Yesterday was the $5.50 movie Friday pilgrimage. We saw Brave. The original plan was to bring my granddaughters, Haliey and Elizabeth, but they are currently in the company of their mother, who doesn’t play nicely with others. So, I took Ian, ok, so he’s twenty and a guy—minor technicalities!
It was hot outside, and so the theater was busy. And we weren’t expecting much. I was there for the music, and the Celtic (Scottish) landscapes. Both met expectation – even in the animation!
Brave tells a very different sort of Disney/Pixar story. It’s the story of a girl. I know, I know what you’re going to say, what about The Little Mermaid, Beauty and the Beast, Cinderella, Snow White?
Pfft! I say. Those are stories about how a helpless, innocent/naive girl is saved, rescued, and elevated to a noble stature through a man. This movie has none of that. Merida doesn’t need, or want, the help of Prince Charming. Well, there isn’t really a Prince Charming, but there are plenty of Prince-Not-So-Charmings. Plenty.
The story begins with the traditional contrary princess, doing all sorts of traditional princessy things: being doted on by her father, having temper tantrums, being trained to be a perfect lady by her mom, the queen (who easily could have been Cinderella or Snow White)—so she can meet and marry Prince Charming.
But then there’s a twist. Merida isn’t interested in Prince Charming. She’s interested in being strong, riding horses, shooting a bow, being free. In an America that is witnessing a “war on women” this was refreshing.
The film was filled with a refreshing feminist commentary: girls can be strong. They can stay in touch with their intuitive side without sacrificing themselves. Girls can ride, and shoot, and still be able to acknowledge the fairies of the forest. A young woman can be balanced.
Even the witch, because every Princess movie has to have a witch, isn’t really scary in the traditional sense. She’s a little OCD, and sort of a one-horse-show. A one bear show. But there is no sense of evil around her. She’s more like the crazy cat, well bear, lady at the end of the road.

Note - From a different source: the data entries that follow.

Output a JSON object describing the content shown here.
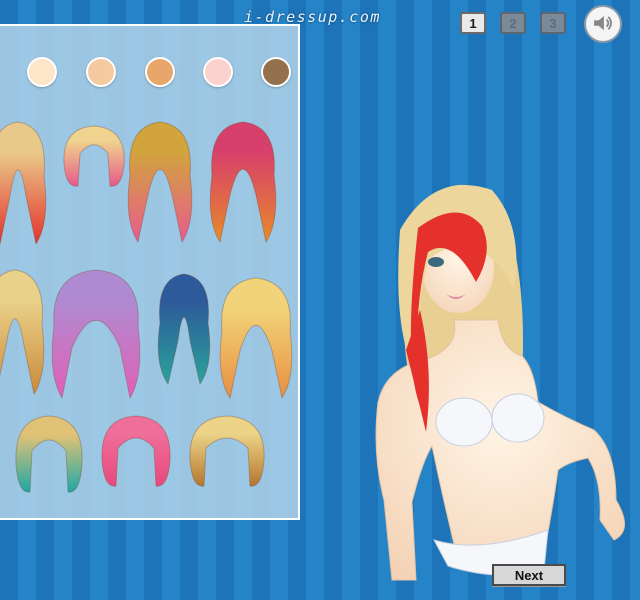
{
  "header": {
    "site_title": "i-dressup.com"
  },
  "pagination": {
    "pages": [
      {
        "label": "1",
        "active": true
      },
      {
        "label": "2",
        "active": false
      },
      {
        "label": "3",
        "active": false
      }
    ]
  },
  "sound": {
    "icon": "speaker-icon"
  },
  "skin_tones": [
    "#fde5c8",
    "#f4caa0",
    "#e7a76a",
    "#fcd2cf",
    "#94714c"
  ],
  "hair_styles": [
    {
      "name": "red-blonde-long",
      "colors": [
        "#e9c98a",
        "#e3322c"
      ]
    },
    {
      "name": "pink-buns",
      "colors": [
        "#f0d38e",
        "#e55a8a"
      ]
    },
    {
      "name": "blonde-pink-ombre",
      "colors": [
        "#d1a43c",
        "#e85b8e"
      ]
    },
    {
      "name": "pink-orange-ombre",
      "colors": [
        "#d7406b",
        "#e88a2a"
      ]
    },
    {
      "name": "blonde-stripes-partial",
      "colors": [
        "#ead189",
        "#c98b3a"
      ]
    },
    {
      "name": "purple-pigtails",
      "colors": [
        "#b08ad0",
        "#e060b8"
      ]
    },
    {
      "name": "blue-green-waves",
      "colors": [
        "#2d5a9a",
        "#2aa39a"
      ]
    },
    {
      "name": "blonde-layered",
      "colors": [
        "#f1d479",
        "#e88f42"
      ]
    },
    {
      "name": "teal-blonde-bob",
      "colors": [
        "#e0c276",
        "#1fa7a5"
      ]
    },
    {
      "name": "pink-bob",
      "colors": [
        "#f06e9a",
        "#e8487d"
      ]
    },
    {
      "name": "braided-updo",
      "colors": [
        "#ecd387",
        "#b4772f"
      ]
    }
  ],
  "footer": {
    "next_label": "Next"
  }
}
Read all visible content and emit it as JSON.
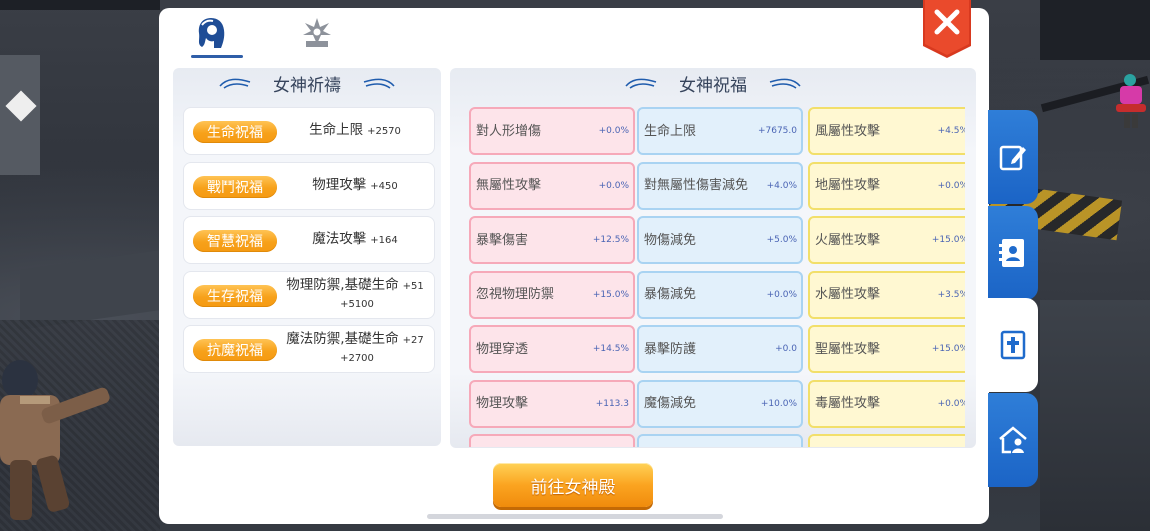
{
  "top_tabs": [
    {
      "icon": "goddess-head-icon",
      "active": true
    },
    {
      "icon": "star-emblem-icon",
      "active": false
    }
  ],
  "close_icon": "close-icon",
  "left_section": {
    "title": "女神祈禱",
    "rows": [
      {
        "badge": "生命祝福",
        "line1": "生命上限",
        "value1": "+2570",
        "line2": "",
        "value2": ""
      },
      {
        "badge": "戰鬥祝福",
        "line1": "物理攻擊",
        "value1": "+450",
        "line2": "",
        "value2": ""
      },
      {
        "badge": "智慧祝福",
        "line1": "魔法攻擊",
        "value1": "+164",
        "line2": "",
        "value2": ""
      },
      {
        "badge": "生存祝福",
        "line1": "物理防禦,基礎生命",
        "value1": "+51",
        "line2": "",
        "value2": "+5100"
      },
      {
        "badge": "抗魔祝福",
        "line1": "魔法防禦,基礎生命",
        "value1": "+27",
        "line2": "",
        "value2": "+2700"
      }
    ]
  },
  "right_section": {
    "title": "女神祝福",
    "columns": [
      {
        "color": "pink",
        "cells": [
          {
            "name": "對人形增傷",
            "value": "+0.0%"
          },
          {
            "name": "無屬性攻擊",
            "value": "+0.0%"
          },
          {
            "name": "暴擊傷害",
            "value": "+12.5%"
          },
          {
            "name": "忽視物理防禦",
            "value": "+15.0%"
          },
          {
            "name": "物理穿透",
            "value": "+14.5%"
          },
          {
            "name": "物理攻擊",
            "value": "+113.3"
          },
          {
            "name": "",
            "value": ""
          }
        ]
      },
      {
        "color": "blue",
        "cells": [
          {
            "name": "生命上限",
            "value": "+7675.0"
          },
          {
            "name": "對無屬性傷害減免",
            "value": "+4.0%"
          },
          {
            "name": "物傷減免",
            "value": "+5.0%"
          },
          {
            "name": "暴傷減免",
            "value": "+0.0%"
          },
          {
            "name": "暴擊防護",
            "value": "+0.0"
          },
          {
            "name": "魔傷減免",
            "value": "+10.0%"
          },
          {
            "name": "",
            "value": ""
          }
        ]
      },
      {
        "color": "yellow",
        "cells": [
          {
            "name": "風屬性攻擊",
            "value": "+4.5%"
          },
          {
            "name": "地屬性攻擊",
            "value": "+0.0%"
          },
          {
            "name": "火屬性攻擊",
            "value": "+15.0%"
          },
          {
            "name": "水屬性攻擊",
            "value": "+3.5%"
          },
          {
            "name": "聖屬性攻擊",
            "value": "+15.0%"
          },
          {
            "name": "毒屬性攻擊",
            "value": "+0.0%"
          },
          {
            "name": "",
            "value": ""
          }
        ]
      }
    ]
  },
  "goto_button": "前往女神殿",
  "side_tabs": [
    {
      "icon": "edit-note-icon",
      "active": false
    },
    {
      "icon": "contact-book-icon",
      "active": false
    },
    {
      "icon": "scripture-cross-icon",
      "active": true
    },
    {
      "icon": "home-person-icon",
      "active": false
    }
  ],
  "colors": {
    "accent_orange": "#f7a11a",
    "close_red": "#e2412b",
    "side_tab_blue": "#1f6bcc",
    "cell_pink": "#fde4ea",
    "cell_blue": "#e2f0fb",
    "cell_yellow": "#fff8d2"
  }
}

There’s no sense of evil around anyone. There are just circumstances, and emotions. I like it. And I like that, in the end, Merida teaches her mother that success can be had outside the box. I like the lesson. Be who you are, stand up for your rights; be brave. It is a lesson that young women need to hear. It is a lesson that older women need to remember having learned. Maybe it’s a lesson that will stick and my granddaughters will live in a world that offers equality. Perhaps, they won’t have to fight for equal pay, equal rights, and the power to make decisions about their own bodies…
Timely film. Well played Pixar. Well played.